Thursday, April 30, 2009

Our obligation to investigate

I do think we need to know what took place and who allowed it to happen...
The rule of law is not just a lofty concept to which we should aspire only when convenient. It is a fundamental principal upon which our Republic was founded, and it is the foundation of our free society. I understand the desire to look forward and to forge a new path on high ground instead of on the low road of the past eight years. But to use the need to move on as a reason not to investigate basic human rights violations is unacceptable. Excusing individuals at the highest levels of government from adhering to the rule of law, whether in wartime or not, is a dangerous precedent, for it undercuts the principle of accountability which permeates representative democracy.

Social Issues becoming less of a "wedge issue" ?

I guess when people are worried about their health, their money, their jobs - they finally figure out that these other things are maybe not such a big deal ? ?
Most striking is the sharp shift in public opinion on same-sex marriage. Forty-nine percent said it should be legal for gay people to marry, and 46 percent said it should be illegal. About three years ago, a broad majority said such unions should be illegal (58 percent illegal to 36 percent legal).

Wednesday, April 29, 2009

I have never really been a big fan of "hate crimes" ...meaning that I am not sure there should be a different crimes. But, if we are going to have Hate Crime Laws then Sexual orientation must be included and it is long past time for this bill to become law.

House passes hate crimes bill
Posted: 05:35 PM ET
WASHINGTON (CNN) – The House of Representatives passed a bill Wednesday expanding federal protection against hate crimes to disability, gender, and
sexual orientation.

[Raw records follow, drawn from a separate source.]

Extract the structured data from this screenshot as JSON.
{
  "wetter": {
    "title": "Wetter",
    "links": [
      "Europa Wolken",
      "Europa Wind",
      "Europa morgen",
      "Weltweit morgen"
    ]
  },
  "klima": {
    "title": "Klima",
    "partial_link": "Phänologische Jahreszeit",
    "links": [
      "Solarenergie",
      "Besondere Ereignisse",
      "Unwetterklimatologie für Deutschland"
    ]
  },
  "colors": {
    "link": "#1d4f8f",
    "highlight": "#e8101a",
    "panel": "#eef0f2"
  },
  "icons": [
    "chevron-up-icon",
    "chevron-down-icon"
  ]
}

The bill, which was approved by a margin of 249-175, passed in a sharply-divided partisan vote. An overwhelming majority of Democrats supported the measure, while most Republicans were opposed.

The proposal, which now moves to the Senate for further consideration, is one of the most sensitive civil rights issues to come before the Congress in years. Currently, federal law covers only a person's race, religion, or national origin.

The Local Law Enforcement Hate Crimes Prevention Act would also expand federal protection against hate crimes to acts committed under any circumstance, as opposed to acts committed only when an individual is engaged in certain federally-designated activities, such as voting.

Known as the Matthew Shepard Act, the measure would allow the attorney general to issue grants to cities and states for the purpose of investigating and prosecuting hate crimes.

Shepard was a gay student at the University of Wyoming who died in 1998 after being attacked because of his sexual orientation.
I am not really sure how this blog thing is going to work or even if anyone really gives a shit. But I figure what the heck perhaps it will help me with my writing skills and give me a place to post a few of the things I read during the day.